Problem to work on. Repeat every record exactly as written.

Interface dataset entries.
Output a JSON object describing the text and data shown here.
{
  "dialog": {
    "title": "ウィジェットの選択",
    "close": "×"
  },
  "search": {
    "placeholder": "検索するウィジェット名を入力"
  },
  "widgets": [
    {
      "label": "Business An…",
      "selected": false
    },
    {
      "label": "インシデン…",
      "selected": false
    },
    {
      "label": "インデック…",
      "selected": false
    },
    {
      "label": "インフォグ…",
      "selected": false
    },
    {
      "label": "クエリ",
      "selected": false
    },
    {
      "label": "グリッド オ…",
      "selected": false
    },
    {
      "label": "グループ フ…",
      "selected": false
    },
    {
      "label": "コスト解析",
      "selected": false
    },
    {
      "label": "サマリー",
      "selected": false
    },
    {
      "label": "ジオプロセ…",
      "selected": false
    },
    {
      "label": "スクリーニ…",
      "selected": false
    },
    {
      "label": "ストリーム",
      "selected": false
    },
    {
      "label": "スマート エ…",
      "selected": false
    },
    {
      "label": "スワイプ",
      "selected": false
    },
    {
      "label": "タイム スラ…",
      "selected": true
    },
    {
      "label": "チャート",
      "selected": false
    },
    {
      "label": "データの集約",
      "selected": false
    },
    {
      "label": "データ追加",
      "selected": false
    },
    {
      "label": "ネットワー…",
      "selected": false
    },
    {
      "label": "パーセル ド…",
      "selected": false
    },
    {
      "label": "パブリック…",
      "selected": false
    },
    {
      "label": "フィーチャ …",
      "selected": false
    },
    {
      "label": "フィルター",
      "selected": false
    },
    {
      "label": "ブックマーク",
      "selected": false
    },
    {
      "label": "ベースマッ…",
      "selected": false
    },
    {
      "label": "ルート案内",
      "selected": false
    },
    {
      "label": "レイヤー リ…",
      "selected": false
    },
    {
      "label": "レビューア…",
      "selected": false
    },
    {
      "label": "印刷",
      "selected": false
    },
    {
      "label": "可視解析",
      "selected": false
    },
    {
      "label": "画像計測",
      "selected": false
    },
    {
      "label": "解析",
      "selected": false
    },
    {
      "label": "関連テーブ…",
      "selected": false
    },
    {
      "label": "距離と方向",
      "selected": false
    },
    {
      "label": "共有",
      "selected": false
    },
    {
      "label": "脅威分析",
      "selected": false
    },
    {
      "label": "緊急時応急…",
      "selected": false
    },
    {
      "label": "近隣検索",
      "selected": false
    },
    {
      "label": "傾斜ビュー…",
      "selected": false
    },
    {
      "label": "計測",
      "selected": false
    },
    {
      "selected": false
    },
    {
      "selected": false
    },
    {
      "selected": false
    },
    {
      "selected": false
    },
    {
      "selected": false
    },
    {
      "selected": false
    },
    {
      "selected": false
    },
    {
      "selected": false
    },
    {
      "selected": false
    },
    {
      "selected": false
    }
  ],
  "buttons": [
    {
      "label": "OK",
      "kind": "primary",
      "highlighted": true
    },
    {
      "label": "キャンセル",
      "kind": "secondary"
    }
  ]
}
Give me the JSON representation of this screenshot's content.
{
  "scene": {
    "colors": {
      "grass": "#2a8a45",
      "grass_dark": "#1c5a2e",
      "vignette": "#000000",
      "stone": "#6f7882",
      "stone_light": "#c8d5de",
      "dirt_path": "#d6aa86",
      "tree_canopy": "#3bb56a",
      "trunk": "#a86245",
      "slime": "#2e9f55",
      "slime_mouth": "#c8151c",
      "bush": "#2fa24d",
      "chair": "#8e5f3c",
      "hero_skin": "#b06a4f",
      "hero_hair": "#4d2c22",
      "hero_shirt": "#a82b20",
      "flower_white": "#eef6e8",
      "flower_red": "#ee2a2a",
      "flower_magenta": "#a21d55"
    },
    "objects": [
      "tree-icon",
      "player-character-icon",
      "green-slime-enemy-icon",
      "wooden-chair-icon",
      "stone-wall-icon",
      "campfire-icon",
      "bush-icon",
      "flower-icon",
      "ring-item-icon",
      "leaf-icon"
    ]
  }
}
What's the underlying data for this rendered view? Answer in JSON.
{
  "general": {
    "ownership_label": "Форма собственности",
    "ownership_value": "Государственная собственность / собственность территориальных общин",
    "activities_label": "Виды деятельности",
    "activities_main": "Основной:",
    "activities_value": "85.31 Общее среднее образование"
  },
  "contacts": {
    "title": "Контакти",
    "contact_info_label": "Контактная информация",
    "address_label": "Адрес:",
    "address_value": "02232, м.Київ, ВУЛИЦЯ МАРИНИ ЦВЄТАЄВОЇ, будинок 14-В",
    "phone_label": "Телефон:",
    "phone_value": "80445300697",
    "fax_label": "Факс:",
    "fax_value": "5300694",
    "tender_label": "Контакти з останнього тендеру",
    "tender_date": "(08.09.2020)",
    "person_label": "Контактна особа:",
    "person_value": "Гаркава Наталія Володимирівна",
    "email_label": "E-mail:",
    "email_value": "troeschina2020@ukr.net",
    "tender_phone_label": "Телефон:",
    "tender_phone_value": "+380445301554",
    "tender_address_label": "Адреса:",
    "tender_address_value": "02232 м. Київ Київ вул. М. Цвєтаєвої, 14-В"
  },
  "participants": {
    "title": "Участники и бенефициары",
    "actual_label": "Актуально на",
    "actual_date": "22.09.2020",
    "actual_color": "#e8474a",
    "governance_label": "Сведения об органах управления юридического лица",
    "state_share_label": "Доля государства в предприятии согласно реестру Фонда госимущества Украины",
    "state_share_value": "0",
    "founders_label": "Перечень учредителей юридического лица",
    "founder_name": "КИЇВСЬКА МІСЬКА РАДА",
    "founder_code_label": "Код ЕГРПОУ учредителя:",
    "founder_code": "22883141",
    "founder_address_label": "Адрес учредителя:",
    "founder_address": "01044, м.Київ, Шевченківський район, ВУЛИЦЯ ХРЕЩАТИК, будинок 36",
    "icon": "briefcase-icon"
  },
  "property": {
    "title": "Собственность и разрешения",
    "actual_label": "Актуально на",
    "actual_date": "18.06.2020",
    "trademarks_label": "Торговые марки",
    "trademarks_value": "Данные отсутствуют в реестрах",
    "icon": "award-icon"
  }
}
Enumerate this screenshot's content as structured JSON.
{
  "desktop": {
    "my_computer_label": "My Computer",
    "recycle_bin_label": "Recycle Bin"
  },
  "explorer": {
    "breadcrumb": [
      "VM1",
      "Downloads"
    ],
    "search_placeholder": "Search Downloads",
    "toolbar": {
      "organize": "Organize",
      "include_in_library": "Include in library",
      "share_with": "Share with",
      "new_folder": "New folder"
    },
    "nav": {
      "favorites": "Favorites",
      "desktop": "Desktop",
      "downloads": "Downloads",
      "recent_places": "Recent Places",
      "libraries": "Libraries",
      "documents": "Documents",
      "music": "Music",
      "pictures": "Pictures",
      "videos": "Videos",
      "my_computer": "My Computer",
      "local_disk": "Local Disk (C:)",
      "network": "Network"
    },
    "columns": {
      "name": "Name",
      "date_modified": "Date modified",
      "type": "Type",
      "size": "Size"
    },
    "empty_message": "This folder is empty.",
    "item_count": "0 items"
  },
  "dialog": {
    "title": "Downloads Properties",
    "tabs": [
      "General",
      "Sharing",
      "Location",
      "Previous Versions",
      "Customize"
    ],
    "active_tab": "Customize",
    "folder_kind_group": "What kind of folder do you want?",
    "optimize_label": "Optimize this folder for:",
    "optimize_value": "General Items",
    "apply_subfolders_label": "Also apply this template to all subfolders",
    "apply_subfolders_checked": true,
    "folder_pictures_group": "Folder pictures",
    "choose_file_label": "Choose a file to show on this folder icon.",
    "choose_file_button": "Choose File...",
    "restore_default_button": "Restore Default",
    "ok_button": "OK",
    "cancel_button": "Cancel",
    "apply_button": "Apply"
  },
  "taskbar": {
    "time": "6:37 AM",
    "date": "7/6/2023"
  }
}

Response box.
Output a JSON object describing the text and data shown here.
{
  "dialog": {
    "title": "ウィジェットの選択",
    "close": "×"
  },
  "search": {
    "placeholder": "検索するウィジェット名を入力"
  },
  "widgets": [
    {
      "label": "Business An…",
      "selected": false
    },
    {
      "label": "インシデン…",
      "selected": false
    },
    {
      "label": "インデック…",
      "selected": false
    },
    {
      "label": "インフォグ…",
      "selected": false
    },
    {
      "label": "クエリ",
      "selected": false
    },
    {
      "label": "グリッド オ…",
      "selected": false
    },
    {
      "label": "グループ フ…",
      "selected": false
    },
    {
      "label": "コスト解析",
      "selected": false
    },
    {
      "label": "サマリー",
      "selected": false
    },
    {
      "label": "ジオプロセ…",
      "selected": false
    },
    {
      "label": "スクリーニ…",
      "selected": false
    },
    {
      "label": "ストリーム",
      "selected": false
    },
    {
      "label": "スマート エ…",
      "selected": false
    },
    {
      "label": "スワイプ",
      "selected": false
    },
    {
      "label": "タイム スラ…",
      "selected": true
    },
    {
      "label": "チャート",
      "selected": false
    },
    {
      "label": "データの集約",
      "selected": false
    },
    {
      "label": "データ追加",
      "selected": false
    },
    {
      "label": "ネットワー…",
      "selected": false
    },
    {
      "label": "パーセル ド…",
      "selected": false
    },
    {
      "label": "パブリック…",
      "selected": false
    },
    {
      "label": "フィーチャ …",
      "selected": false
    },
    {
      "label": "フィルター",
      "selected": false
    },
    {
      "label": "ブックマーク",
      "selected": false
    },
    {
      "label": "ベースマッ…",
      "selected": false
    },
    {
      "label": "ルート案内",
      "selected": false
    },
    {
      "label": "レイヤー リ…",
      "selected": false
    },
    {
      "label": "レビューア…",
      "selected": false
    },
    {
      "label": "印刷",
      "selected": false
    },
    {
      "label": "可視解析",
      "selected": false
    },
    {
      "label": "画像計測",
      "selected": false
    },
    {
      "label": "解析",
      "selected": false
    },
    {
      "label": "関連テーブ…",
      "selected": false
    },
    {
      "label": "距離と方向",
      "selected": false
    },
    {
      "label": "共有",
      "selected": false
    },
    {
      "label": "脅威分析",
      "selected": false
    },
    {
      "label": "緊急時応急…",
      "selected": false
    },
    {
      "label": "近隣検索",
      "selected": false
    },
    {
      "label": "傾斜ビュー…",
      "selected": false
    },
    {
      "label": "計測",
      "selected": false
    },
    {
      "selected": false
    },
    {
      "selected": false
    },
    {
      "selected": false
    },
    {
      "selected": false
    },
    {
      "selected": false
    },
    {
      "selected": false
    },
    {
      "selected": false
    },
    {
      "selected": false
    },
    {
      "selected": false
    },
    {
      "selected": false
    }
  ],
  "buttons": [
    {
      "label": "OK",
      "kind": "primary",
      "highlighted": true
    },
    {
      "label": "キャンセル",
      "kind": "secondary"
    }
  ]
}
Give me the JSON representation of this screenshot's content.
{
  "scene": {
    "colors": {
      "grass": "#2a8a45",
      "grass_dark": "#1c5a2e",
      "vignette": "#000000",
      "stone": "#6f7882",
      "stone_light": "#c8d5de",
      "dirt_path": "#d6aa86",
      "tree_canopy": "#3bb56a",
      "trunk": "#a86245",
      "slime": "#2e9f55",
      "slime_mouth": "#c8151c",
      "bush": "#2fa24d",
      "chair": "#8e5f3c",
      "hero_skin": "#b06a4f",
      "hero_hair": "#4d2c22",
      "hero_shirt": "#a82b20",
      "flower_white": "#eef6e8",
      "flower_red": "#ee2a2a",
      "flower_magenta": "#a21d55"
    },
    "objects": [
      "tree-icon",
      "player-character-icon",
      "green-slime-enemy-icon",
      "wooden-chair-icon",
      "stone-wall-icon",
      "campfire-icon",
      "bush-icon",
      "flower-icon",
      "ring-item-icon",
      "leaf-icon"
    ]
  }
}
What's the underlying data for this rendered view? Answer in JSON.
{
  "general": {
    "ownership_label": "Форма собственности",
    "ownership_value": "Государственная собственность / собственность территориальных общин",
    "activities_label": "Виды деятельности",
    "activities_main": "Основной:",
    "activities_value": "85.31 Общее среднее образование"
  },
  "contacts": {
    "title": "Контакти",
    "contact_info_label": "Контактная информация",
    "address_label": "Адрес:",
    "address_value": "02232, м.Київ, ВУЛИЦЯ МАРИНИ ЦВЄТАЄВОЇ, будинок 14-В",
    "phone_label": "Телефон:",
    "phone_value": "80445300697",
    "fax_label": "Факс:",
    "fax_value": "5300694",
    "tender_label": "Контакти з останнього тендеру",
    "tender_date": "(08.09.2020)",
    "person_label": "Контактна особа:",
    "person_value": "Гаркава Наталія Володимирівна",
    "email_label": "E-mail:",
    "email_value": "troeschina2020@ukr.net",
    "tender_phone_label": "Телефон:",
    "tender_phone_value": "+380445301554",
    "tender_address_label": "Адреса:",
    "tender_address_value": "02232 м. Київ Київ вул. М. Цвєтаєвої, 14-В"
  },
  "participants": {
    "title": "Участники и бенефициары",
    "actual_label": "Актуально на",
    "actual_date": "22.09.2020",
    "actual_color": "#e8474a",
    "governance_label": "Сведения об органах управления юридического лица",
    "state_share_label": "Доля государства в предприятии согласно реестру Фонда госимущества Украины",
    "state_share_value": "0",
    "founders_label": "Перечень учредителей юридического лица",
    "founder_name": "КИЇВСЬКА МІСЬКА РАДА",
    "founder_code_label": "Код ЕГРПОУ учредителя:",
    "founder_code": "22883141",
    "founder_address_label": "Адрес учредителя:",
    "founder_address": "01044, м.Київ, Шевченківський район, ВУЛИЦЯ ХРЕЩАТИК, будинок 36",
    "icon": "briefcase-icon"
  },
  "property": {
    "title": "Собственность и разрешения",
    "actual_label": "Актуально на",
    "actual_date": "18.06.2020",
    "trademarks_label": "Торговые марки",
    "trademarks_value": "Данные отсутствуют в реестрах",
    "icon": "award-icon"
  }
}
Enumerate this screenshot's content as structured JSON.
{
  "desktop": {
    "my_computer_label": "My Computer",
    "recycle_bin_label": "Recycle Bin"
  },
  "explorer": {
    "breadcrumb": [
      "VM1",
      "Downloads"
    ],
    "search_placeholder": "Search Downloads",
    "toolbar": {
      "organize": "Organize",
      "include_in_library": "Include in library",
      "share_with": "Share with",
      "new_folder": "New folder"
    },
    "nav": {
      "favorites": "Favorites",
      "desktop": "Desktop",
      "downloads": "Downloads",
      "recent_places": "Recent Places",
      "libraries": "Libraries",
      "documents": "Documents",
      "music": "Music",
      "pictures": "Pictures",
      "videos": "Videos",
      "my_computer": "My Computer",
      "local_disk": "Local Disk (C:)",
      "network": "Network"
    },
    "columns": {
      "name": "Name",
      "date_modified": "Date modified",
      "type": "Type",
      "size": "Size"
    },
    "empty_message": "This folder is empty.",
    "item_count": "0 items"
  },
  "dialog": {
    "title": "Downloads Properties",
    "tabs": [
      "General",
      "Sharing",
      "Location",
      "Previous Versions",
      "Customize"
    ],
    "active_tab": "Customize",
    "folder_kind_group": "What kind of folder do you want?",
    "optimize_label": "Optimize this folder for:",
    "optimize_value": "General Items",
    "apply_subfolders_label": "Also apply this template to all subfolders",
    "apply_subfolders_checked": true,
    "folder_pictures_group": "Folder pictures",
    "choose_file_label": "Choose a file to show on this folder icon.",
    "choose_file_button": "Choose File...",
    "restore_default_button": "Restore Default",
    "ok_button": "OK",
    "cancel_button": "Cancel",
    "apply_button": "Apply"
  },
  "taskbar": {
    "time": "6:37 AM",
    "date": "7/6/2023"
  }
}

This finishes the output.